By Ashley Greer PA-C on February 23, 2024

Navigating Melatonin Use in Pediatric Sleep Management: A Guide for Healthcare Providers

In the realm of pediatric sleep management, melatonin has emerged as a popular yet contentious tool. As healthcare providers dedicated to the well-being of our pediatric patients, it's essential to understand both the potential benefits and risks associated with melatonin use. In this blog, we'll explore the latest recommendations and guidelines, along with practical insights to educate parents on the use of melatonin in children.

Understanding Melatonin:

Melatonin, a hormone naturally produced by the body's pineal gland, plays a crucial role in regulating sleep-wake cycles. While it's widely available over the counter as a supplement, its use in pediatric populations requires careful consideration.

Navigating Risks and Recommendations:

Melatonin is the second most common supplement used in children, after multivitamins. Recent data highlights concerning trends regarding melatonin use in children. From increased overdose cases to variability in product quality, we must be extremely cautious when using dietary supplements since they are not regulated by the FDA. A health advisory from the American Academy of Sleep Medicine (AASM) recommends treating melatonin as a medication, keeping it out of reach of children, and ensuring use only after consulting with a healthcare professional.

Selecting a supplement with a USP-verified mark indicates adherence to good manufacturing practices, providing assurance of quality and purity. While melatonin can be beneficial for sleep onset issues, it's not a cure-all for sleep problems. Moreover, melatonin supplements should not be viewed as a substitute for healthy sleep habits and behavioral interventions, which should be implemented for all patients struggling with sleep issues.

When to Consider Melatonin:

The American Academy of Neurology's 2020 practice guideline suggests considering melatonin for children and adolescents with autism spectrum disorder (ASD) who haven't responded to behavioral strategies. However, it's vital to start at a low dose of melatonin (1-3 mg) and consider gradually titrating up to a maximum dose of 10 mg under the guidance of a healthcare professional. There may also be some benefit for use in other developmental disorders, but the data is not yet clear. 

When considering melatonin as a tool in sleep management, it's essential to approach it with caution, informed by the latest guidelines and recommendations. By prioritizing safety, efficacy, and holistic approaches to sleep health, we can ensure the best outcomes for our young patients. Let's continue to navigate the complexities of pediatric sleep management with diligence and compassion, always placing the well-being of our patients at the forefront.

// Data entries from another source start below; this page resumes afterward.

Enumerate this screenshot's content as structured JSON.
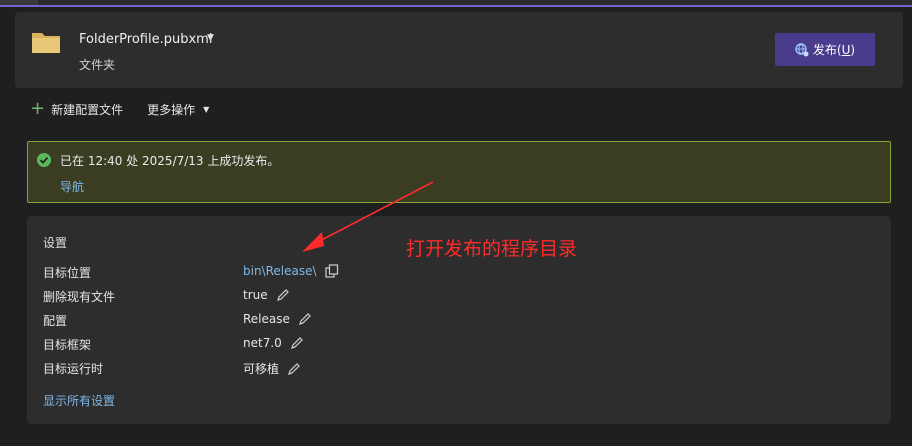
{
  "profile": {
    "name": "FolderProfile.pubxml",
    "type": "文件夹",
    "publish_label": "发布(",
    "publish_hotkey": "U",
    "publish_suffix": ")"
  },
  "toolbar": {
    "new_profile": "新建配置文件",
    "more_actions": "更多操作"
  },
  "status": {
    "message": "已在 12:40 处 2025/7/13 上成功发布。",
    "nav_link": "导航"
  },
  "settings": {
    "title": "设置",
    "rows": [
      {
        "label": "目标位置",
        "value": "bin\\Release\\"
      },
      {
        "label": "删除现有文件",
        "value": "true"
      },
      {
        "label": "配置",
        "value": "Release"
      },
      {
        "label": "目标框架",
        "value": "net7.0"
      },
      {
        "label": "目标运行时",
        "value": "可移植"
      }
    ],
    "show_all": "显示所有设置"
  },
  "annotation": {
    "text": "打开发布的程序目录",
    "color": "#ff2b2b"
  },
  "colors": {
    "accent": "#7a5fd0",
    "publish_button": "#4a3c8c",
    "success_border": "#7fa832",
    "link": "#7fb8e8"
  }
}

Want to learn more? Listen to "Melatonin Use in Kids" in February's episode of Primary Care RAP.

Published by Ashley Greer PA-C February 23, 2024
Ashley Greer PA-C